## Input material

--*--

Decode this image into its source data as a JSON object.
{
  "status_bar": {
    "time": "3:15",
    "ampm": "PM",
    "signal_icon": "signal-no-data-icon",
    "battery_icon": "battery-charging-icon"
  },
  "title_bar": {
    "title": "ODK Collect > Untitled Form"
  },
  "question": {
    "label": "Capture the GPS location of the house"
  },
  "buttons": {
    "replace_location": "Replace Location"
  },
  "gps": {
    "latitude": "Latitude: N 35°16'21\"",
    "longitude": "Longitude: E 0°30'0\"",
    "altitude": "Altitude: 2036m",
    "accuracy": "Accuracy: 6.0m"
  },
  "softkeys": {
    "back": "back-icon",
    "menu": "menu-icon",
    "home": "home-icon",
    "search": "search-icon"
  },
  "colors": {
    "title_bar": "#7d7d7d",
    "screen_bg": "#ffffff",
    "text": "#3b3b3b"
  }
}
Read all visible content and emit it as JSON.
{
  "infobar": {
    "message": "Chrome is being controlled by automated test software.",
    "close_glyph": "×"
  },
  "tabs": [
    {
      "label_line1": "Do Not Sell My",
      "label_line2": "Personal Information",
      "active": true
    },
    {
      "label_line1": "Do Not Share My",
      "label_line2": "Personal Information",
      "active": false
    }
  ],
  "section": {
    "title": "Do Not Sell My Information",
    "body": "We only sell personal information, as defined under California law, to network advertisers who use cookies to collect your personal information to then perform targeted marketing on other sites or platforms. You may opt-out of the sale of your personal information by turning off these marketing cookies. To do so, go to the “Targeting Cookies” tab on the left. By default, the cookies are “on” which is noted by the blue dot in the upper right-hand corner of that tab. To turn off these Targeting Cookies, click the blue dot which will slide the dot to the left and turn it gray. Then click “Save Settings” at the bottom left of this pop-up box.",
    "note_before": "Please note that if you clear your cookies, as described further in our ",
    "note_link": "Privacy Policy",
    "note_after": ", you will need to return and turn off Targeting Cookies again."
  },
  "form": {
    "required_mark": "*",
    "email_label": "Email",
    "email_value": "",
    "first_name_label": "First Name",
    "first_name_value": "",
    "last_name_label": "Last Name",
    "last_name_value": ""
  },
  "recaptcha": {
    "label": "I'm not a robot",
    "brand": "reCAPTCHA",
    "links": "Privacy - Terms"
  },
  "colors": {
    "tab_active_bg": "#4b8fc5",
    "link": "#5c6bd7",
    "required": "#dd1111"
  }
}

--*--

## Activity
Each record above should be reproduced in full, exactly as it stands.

## Task response
Decode this image into its source data as a JSON object.
{
  "status_bar": {
    "time": "3:15",
    "ampm": "PM",
    "signal_icon": "signal-no-data-icon",
    "battery_icon": "battery-charging-icon"
  },
  "title_bar": {
    "title": "ODK Collect > Untitled Form"
  },
  "question": {
    "label": "Capture the GPS location of the house"
  },
  "buttons": {
    "replace_location": "Replace Location"
  },
  "gps": {
    "latitude": "Latitude: N 35°16'21\"",
    "longitude": "Longitude: E 0°30'0\"",
    "altitude": "Altitude: 2036m",
    "accuracy": "Accuracy: 6.0m"
  },
  "softkeys": {
    "back": "back-icon",
    "menu": "menu-icon",
    "home": "home-icon",
    "search": "search-icon"
  },
  "colors": {
    "title_bar": "#7d7d7d",
    "screen_bg": "#ffffff",
    "text": "#3b3b3b"
  }
}
Read all visible content and emit it as JSON.
{
  "infobar": {
    "message": "Chrome is being controlled by automated test software.",
    "close_glyph": "×"
  },
  "tabs": [
    {
      "label_line1": "Do Not Sell My",
      "label_line2": "Personal Information",
      "active": true
    },
    {
      "label_line1": "Do Not Share My",
      "label_line2": "Personal Information",
      "active": false
    }
  ],
  "section": {
    "title": "Do Not Sell My Information",
    "body": "We only sell personal information, as defined under California law, to network advertisers who use cookies to collect your personal information to then perform targeted marketing on other sites or platforms. You may opt-out of the sale of your personal information by turning off these marketing cookies. To do so, go to the “Targeting Cookies” tab on the left. By default, the cookies are “on” which is noted by the blue dot in the upper right-hand corner of that tab. To turn off these Targeting Cookies, click the blue dot which will slide the dot to the left and turn it gray. Then click “Save Settings” at the bottom left of this pop-up box.",
    "note_before": "Please note that if you clear your cookies, as described further in our ",
    "note_link": "Privacy Policy",
    "note_after": ", you will need to return and turn off Targeting Cookies again."
  },
  "form": {
    "required_mark": "*",
    "email_label": "Email",
    "email_value": "",
    "first_name_label": "First Name",
    "first_name_value": "",
    "last_name_label": "Last Name",
    "last_name_value": ""
  },
  "recaptcha": {
    "label": "I'm not a robot",
    "brand": "reCAPTCHA",
    "links": "Privacy - Terms"
  },
  "colors": {
    "tab_active_bg": "#4b8fc5",
    "link": "#5c6bd7",
    "required": "#dd1111"
  }
}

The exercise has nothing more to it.